THE PROBLEM.
Go through the listing and set it down exactly, leaving out its pictures.

RECORDED DATA.
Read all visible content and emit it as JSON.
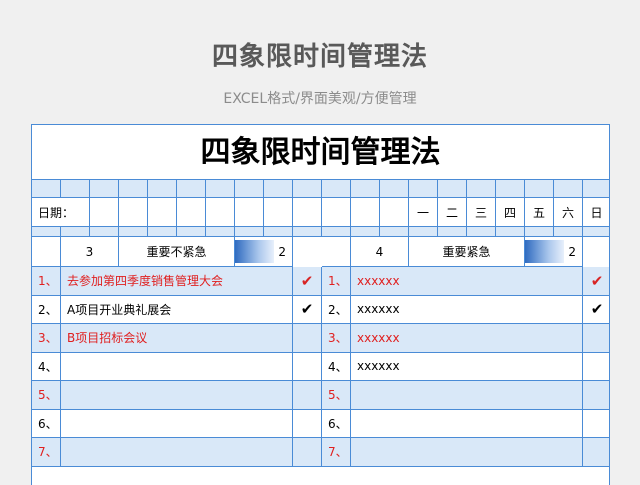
{
  "header": {
    "title": "四象限时间管理法",
    "subtitle": "EXCEL格式/界面美观/方便管理"
  },
  "sheet": {
    "title": "四象限时间管理法",
    "date_label": "日期：",
    "weekdays": [
      "一",
      "二",
      "三",
      "四",
      "五",
      "六",
      "日"
    ],
    "left_quadrant": {
      "number": "3",
      "label": "重要不紧急",
      "progress_value": "2"
    },
    "right_quadrant": {
      "number": "4",
      "label": "重要紧急",
      "progress_value": "2"
    },
    "left_items": [
      {
        "index": "1、",
        "text": "去参加第四季度销售管理大会",
        "checked": true,
        "check_color": "red",
        "red": true
      },
      {
        "index": "2、",
        "text": "A项目开业典礼展会",
        "checked": true,
        "check_color": "black",
        "red": false
      },
      {
        "index": "3、",
        "text": "B项目招标会议",
        "checked": false,
        "red": true
      },
      {
        "index": "4、",
        "text": "",
        "checked": false,
        "red": false
      },
      {
        "index": "5、",
        "text": "",
        "checked": false,
        "red": true
      },
      {
        "index": "6、",
        "text": "",
        "checked": false,
        "red": false
      },
      {
        "index": "7、",
        "text": "",
        "checked": false,
        "red": true
      }
    ],
    "right_items": [
      {
        "index": "1、",
        "text": "xxxxxx",
        "checked": true,
        "check_color": "red",
        "red": true
      },
      {
        "index": "2、",
        "text": "xxxxxx",
        "checked": true,
        "check_color": "black",
        "red": false
      },
      {
        "index": "3、",
        "text": "xxxxxx",
        "checked": false,
        "red": true
      },
      {
        "index": "4、",
        "text": "xxxxxx",
        "checked": false,
        "red": false
      },
      {
        "index": "5、",
        "text": "",
        "checked": false,
        "red": true
      },
      {
        "index": "6、",
        "text": "",
        "checked": false,
        "red": false
      },
      {
        "index": "7、",
        "text": "",
        "checked": false,
        "red": true
      }
    ],
    "check_glyph": "✔"
  }
}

YOUR SOLUTION.
Read all visible content and emit it as JSON.
{
  "header": {
    "title": "四象限时间管理法",
    "subtitle": "EXCEL格式/界面美观/方便管理"
  },
  "sheet": {
    "title": "四象限时间管理法",
    "date_label": "日期：",
    "weekdays": [
      "一",
      "二",
      "三",
      "四",
      "五",
      "六",
      "日"
    ],
    "left_quadrant": {
      "number": "3",
      "label": "重要不紧急",
      "progress_value": "2"
    },
    "right_quadrant": {
      "number": "4",
      "label": "重要紧急",
      "progress_value": "2"
    },
    "left_items": [
      {
        "index": "1、",
        "text": "去参加第四季度销售管理大会",
        "checked": true,
        "check_color": "red",
        "red": true
      },
      {
        "index": "2、",
        "text": "A项目开业典礼展会",
        "checked": true,
        "check_color": "black",
        "red": false
      },
      {
        "index": "3、",
        "text": "B项目招标会议",
        "checked": false,
        "red": true
      },
      {
        "index": "4、",
        "text": "",
        "checked": false,
        "red": false
      },
      {
        "index": "5、",
        "text": "",
        "checked": false,
        "red": true
      },
      {
        "index": "6、",
        "text": "",
        "checked": false,
        "red": false
      },
      {
        "index": "7、",
        "text": "",
        "checked": false,
        "red": true
      }
    ],
    "right_items": [
      {
        "index": "1、",
        "text": "xxxxxx",
        "checked": true,
        "check_color": "red",
        "red": true
      },
      {
        "index": "2、",
        "text": "xxxxxx",
        "checked": true,
        "check_color": "black",
        "red": false
      },
      {
        "index": "3、",
        "text": "xxxxxx",
        "checked": false,
        "red": true
      },
      {
        "index": "4、",
        "text": "xxxxxx",
        "checked": false,
        "red": false
      },
      {
        "index": "5、",
        "text": "",
        "checked": false,
        "red": true
      },
      {
        "index": "6、",
        "text": "",
        "checked": false,
        "red": false
      },
      {
        "index": "7、",
        "text": "",
        "checked": false,
        "red": true
      }
    ],
    "check_glyph": "✔"
  }
}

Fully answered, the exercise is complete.